Last month the Olympic rowing champion Katherine Grainger announced she was coming out of retirement and is hoping to take part in the Rio Olympics in 2016. She'll be fighting for a place in the British team alongside the latest generation of elite rowers.
The youngsters who've been selected for the British rowing START programme have to learn to juggle schoolwork with intense training both in the gym and on the water. Penny Silvester has been to see some of them.
A local community in Marden has banded together in a 'Herculean effort' to raise money for charity. 500 people rowed for 3 days and two nights, covering a thousand miles - the distance from Marden to Monte Carlo. At busy times 5 rowing machines were going at full pelt. Anyone could participate and families, teams and individuals all from the local community joined in . Many of them had never rowed before but they took to the the challenge. Sports Minster Helen Grant even did her bit.
So far, the event has raised £13,000 for Dandelion Time, a charity which helps traumatised children and their families.
A team of rowers is preparing to cross shark infested waters of the Pacific to raise money for a cancer charity. Tom Savvides interviews rowers Jack Carter and Chris Blacketer and Olympian Mark Hunter. More information on the campaign can be found at www.nomancampaign.org.
Video. It is one of the world's toughest endurance tests, but that's not going to stop a team of rowers from Sussex embarking on a 3000 mile journey. Team Atlantic Splash, five men from Worthing Rowing Club, will be rowing across the Atlantic.
They have been training for the Talisker Whisky Atlantic Challenge which starts in La Gomera in the Canaries and finishes in Antigua. They start on the 2nd December. We spoke to one of the team members, Neal Marsh.
Having already secured one gold and three bronze medals during the regatta in South Korea, the eights crew finished ahead of Germany and the United States.
The men's eight were bronze medal winners at the London 2012 Olympics, where Germany took the gold.
But it was a momentous victory on Tangeum Lake on Saturday for the British crew - Daniel Ritchie, Tom Ransley, Alex Gregory, Pete Reed, Mohamed Sbihi, Andrew Triggs Hodge, George Nash, William Satch and cox Phelan Hill.
They dictated the pace of the 2000m race, leading at all of the checkpoints.
On the final day of competition the men's lightweight four managed to secure third, with Adam Freeman-Pask, Jonathan Cleggwon, Chris Bartley and William Fletcher taking bronze.
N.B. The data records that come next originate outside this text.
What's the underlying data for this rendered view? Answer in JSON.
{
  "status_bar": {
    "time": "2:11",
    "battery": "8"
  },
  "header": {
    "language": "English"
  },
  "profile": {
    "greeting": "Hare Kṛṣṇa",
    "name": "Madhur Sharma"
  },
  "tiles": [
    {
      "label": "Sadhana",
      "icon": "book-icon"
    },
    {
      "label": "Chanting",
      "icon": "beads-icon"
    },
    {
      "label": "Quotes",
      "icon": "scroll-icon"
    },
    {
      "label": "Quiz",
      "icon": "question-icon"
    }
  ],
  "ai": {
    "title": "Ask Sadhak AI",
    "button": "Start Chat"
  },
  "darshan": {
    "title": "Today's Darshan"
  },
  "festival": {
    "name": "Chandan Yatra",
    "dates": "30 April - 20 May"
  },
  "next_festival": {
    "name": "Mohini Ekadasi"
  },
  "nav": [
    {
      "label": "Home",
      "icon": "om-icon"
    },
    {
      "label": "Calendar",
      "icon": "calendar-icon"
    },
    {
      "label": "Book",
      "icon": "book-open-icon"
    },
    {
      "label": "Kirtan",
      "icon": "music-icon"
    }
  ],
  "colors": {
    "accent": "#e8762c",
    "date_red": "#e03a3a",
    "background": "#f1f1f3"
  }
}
Children and adults with disabilities have been given their chance to get out on the water at the fourth annual Henley Regatta for the Disabled in Henley. The event also featured a race - involving dragon boats.
The interviewees in Richard Jones' report are: Lucy Walton from Team Holt: Emma Walton, Team Captain; and Peter Face, a visitor; Ian Tritton, Chairman - Regatta for the Disabled.
Children and adults with disabilities have been attending the fourth annual Regatta for the Disabled in Henley.
Hundreds of people have gathered at the River Thames in Oxfordshire for the event. Dragon boat races have been the main attraction.
The summer social calendar is well underway with the 164th Henley Royal Regatta. Rowers from across the world - including Olympic medalists are taking part in the five day event on the River Thames. Watch Chris Maughan's report.
Rowing teams from across the world will take part in the Henley Royal Regatta today.
Unlike all other rowing events, the teams at Henley will have to race on a knock-out basis by rowing two abreast over a 2,112m long course.
The Henley Royal Regatta begins today with more than 200 races to take place in the next few days.
Thousands of visitors are expected to attend the five-day event, which will see races of an international standard taking place.